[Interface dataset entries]
===============
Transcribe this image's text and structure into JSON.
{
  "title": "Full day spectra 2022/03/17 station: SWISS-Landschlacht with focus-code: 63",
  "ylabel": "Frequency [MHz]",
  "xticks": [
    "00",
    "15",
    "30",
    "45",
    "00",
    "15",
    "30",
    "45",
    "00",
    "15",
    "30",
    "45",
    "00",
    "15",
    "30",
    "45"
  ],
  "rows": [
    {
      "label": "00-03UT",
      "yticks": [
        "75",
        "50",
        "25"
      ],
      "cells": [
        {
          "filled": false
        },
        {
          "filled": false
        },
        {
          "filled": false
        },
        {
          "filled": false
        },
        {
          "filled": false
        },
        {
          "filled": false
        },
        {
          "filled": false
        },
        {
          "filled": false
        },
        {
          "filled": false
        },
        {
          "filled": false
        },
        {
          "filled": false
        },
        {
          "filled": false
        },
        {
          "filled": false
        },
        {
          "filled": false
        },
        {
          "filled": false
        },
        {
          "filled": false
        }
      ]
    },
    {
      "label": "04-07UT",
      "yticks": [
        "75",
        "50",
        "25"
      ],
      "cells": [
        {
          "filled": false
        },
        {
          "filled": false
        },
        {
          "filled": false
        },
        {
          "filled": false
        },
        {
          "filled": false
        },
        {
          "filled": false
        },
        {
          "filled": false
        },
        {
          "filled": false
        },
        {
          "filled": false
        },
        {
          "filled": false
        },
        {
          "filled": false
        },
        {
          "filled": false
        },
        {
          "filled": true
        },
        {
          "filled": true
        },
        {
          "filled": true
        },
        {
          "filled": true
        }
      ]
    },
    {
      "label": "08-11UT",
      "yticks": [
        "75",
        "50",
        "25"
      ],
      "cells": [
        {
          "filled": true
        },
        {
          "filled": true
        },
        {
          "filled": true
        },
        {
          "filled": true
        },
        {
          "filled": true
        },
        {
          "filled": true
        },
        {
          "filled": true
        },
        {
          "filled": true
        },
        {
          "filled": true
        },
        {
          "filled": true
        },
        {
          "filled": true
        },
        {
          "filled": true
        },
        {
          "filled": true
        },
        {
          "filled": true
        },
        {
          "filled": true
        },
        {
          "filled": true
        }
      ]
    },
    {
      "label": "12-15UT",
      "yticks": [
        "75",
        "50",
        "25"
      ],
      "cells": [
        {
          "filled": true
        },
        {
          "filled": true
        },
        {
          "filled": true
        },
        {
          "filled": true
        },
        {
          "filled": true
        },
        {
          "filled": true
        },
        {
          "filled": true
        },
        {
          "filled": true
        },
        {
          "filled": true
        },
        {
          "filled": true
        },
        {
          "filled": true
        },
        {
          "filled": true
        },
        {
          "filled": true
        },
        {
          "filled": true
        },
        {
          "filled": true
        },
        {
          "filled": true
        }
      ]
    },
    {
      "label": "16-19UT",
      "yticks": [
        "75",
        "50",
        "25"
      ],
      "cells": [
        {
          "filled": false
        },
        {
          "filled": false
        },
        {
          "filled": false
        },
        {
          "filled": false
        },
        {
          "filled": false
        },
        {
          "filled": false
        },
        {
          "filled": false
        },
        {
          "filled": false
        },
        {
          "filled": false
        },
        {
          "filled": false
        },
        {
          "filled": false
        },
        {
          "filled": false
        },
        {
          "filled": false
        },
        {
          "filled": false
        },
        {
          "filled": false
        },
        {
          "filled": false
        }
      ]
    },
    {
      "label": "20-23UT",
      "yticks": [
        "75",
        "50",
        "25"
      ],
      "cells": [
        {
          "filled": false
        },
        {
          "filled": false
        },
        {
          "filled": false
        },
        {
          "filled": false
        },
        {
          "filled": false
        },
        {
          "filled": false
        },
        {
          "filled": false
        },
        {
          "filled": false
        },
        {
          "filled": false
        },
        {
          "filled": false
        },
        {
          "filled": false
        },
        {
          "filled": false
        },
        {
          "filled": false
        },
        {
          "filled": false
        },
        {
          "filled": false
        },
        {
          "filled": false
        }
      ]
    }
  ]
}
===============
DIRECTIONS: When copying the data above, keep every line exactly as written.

OUTPUT OF THE EXERCISE:
Transcribe this image's text and structure into JSON.
{
  "title": "Full day spectra 2022/03/17 station: SWISS-Landschlacht with focus-code: 63",
  "ylabel": "Frequency [MHz]",
  "xticks": [
    "00",
    "15",
    "30",
    "45",
    "00",
    "15",
    "30",
    "45",
    "00",
    "15",
    "30",
    "45",
    "00",
    "15",
    "30",
    "45"
  ],
  "rows": [
    {
      "label": "00-03UT",
      "yticks": [
        "75",
        "50",
        "25"
      ],
      "cells": [
        {
          "filled": false
        },
        {
          "filled": false
        },
        {
          "filled": false
        },
        {
          "filled": false
        },
        {
          "filled": false
        },
        {
          "filled": false
        },
        {
          "filled": false
        },
        {
          "filled": false
        },
        {
          "filled": false
        },
        {
          "filled": false
        },
        {
          "filled": false
        },
        {
          "filled": false
        },
        {
          "filled": false
        },
        {
          "filled": false
        },
        {
          "filled": false
        },
        {
          "filled": false
        }
      ]
    },
    {
      "label": "04-07UT",
      "yticks": [
        "75",
        "50",
        "25"
      ],
      "cells": [
        {
          "filled": false
        },
        {
          "filled": false
        },
        {
          "filled": false
        },
        {
          "filled": false
        },
        {
          "filled": false
        },
        {
          "filled": false
        },
        {
          "filled": false
        },
        {
          "filled": false
        },
        {
          "filled": false
        },
        {
          "filled": false
        },
        {
          "filled": false
        },
        {
          "filled": false
        },
        {
          "filled": true
        },
        {
          "filled": true
        },
        {
          "filled": true
        },
        {
          "filled": true
        }
      ]
    },
    {
      "label": "08-11UT",
      "yticks": [
        "75",
        "50",
        "25"
      ],
      "cells": [
        {
          "filled": true
        },
        {
          "filled": true
        },
        {
          "filled": true
        },
        {
          "filled": true
        },
        {
          "filled": true
        },
        {
          "filled": true
        },
        {
          "filled": true
        },
        {
          "filled": true
        },
        {
          "filled": true
        },
        {
          "filled": true
        },
        {
          "filled": true
        },
        {
          "filled": true
        },
        {
          "filled": true
        },
        {
          "filled": true
        },
        {
          "filled": true
        },
        {
          "filled": true
        }
      ]
    },
    {
      "label": "12-15UT",
      "yticks": [
        "75",
        "50",
        "25"
      ],
      "cells": [
        {
          "filled": true
        },
        {
          "filled": true
        },
        {
          "filled": true
        },
        {
          "filled": true
        },
        {
          "filled": true
        },
        {
          "filled": true
        },
        {
          "filled": true
        },
        {
          "filled": true
        },
        {
          "filled": true
        },
        {
          "filled": true
        },
        {
          "filled": true
        },
        {
          "filled": true
        },
        {
          "filled": true
        },
        {
          "filled": true
        },
        {
          "filled": true
        },
        {
          "filled": true
        }
      ]
    },
    {
      "label": "16-19UT",
      "yticks": [
        "75",
        "50",
        "25"
      ],
      "cells": [
        {
          "filled": false
        },
        {
          "filled": false
        },
        {
          "filled": false
        },
        {
          "filled": false
        },
        {
          "filled": false
        },
        {
          "filled": false
        },
        {
          "filled": false
        },
        {
          "filled": false
        },
        {
          "filled": false
        },
        {
          "filled": false
        },
        {
          "filled": false
        },
        {
          "filled": false
        },
        {
          "filled": false
        },
        {
          "filled": false
        },
        {
          "filled": false
        },
        {
          "filled": false
        }
      ]
    },
    {
      "label": "20-23UT",
      "yticks": [
        "75",
        "50",
        "25"
      ],
      "cells": [
        {
          "filled": false
        },
        {
          "filled": false
        },
        {
          "filled": false
        },
        {
          "filled": false
        },
        {
          "filled": false
        },
        {
          "filled": false
        },
        {
          "filled": false
        },
        {
          "filled": false
        },
        {
          "filled": false
        },
        {
          "filled": false
        },
        {
          "filled": false
        },
        {
          "filled": false
        },
        {
          "filled": false
        },
        {
          "filled": false
        },
        {
          "filled": false
        },
        {
          "filled": false
        }
      ]
    }
  ]
}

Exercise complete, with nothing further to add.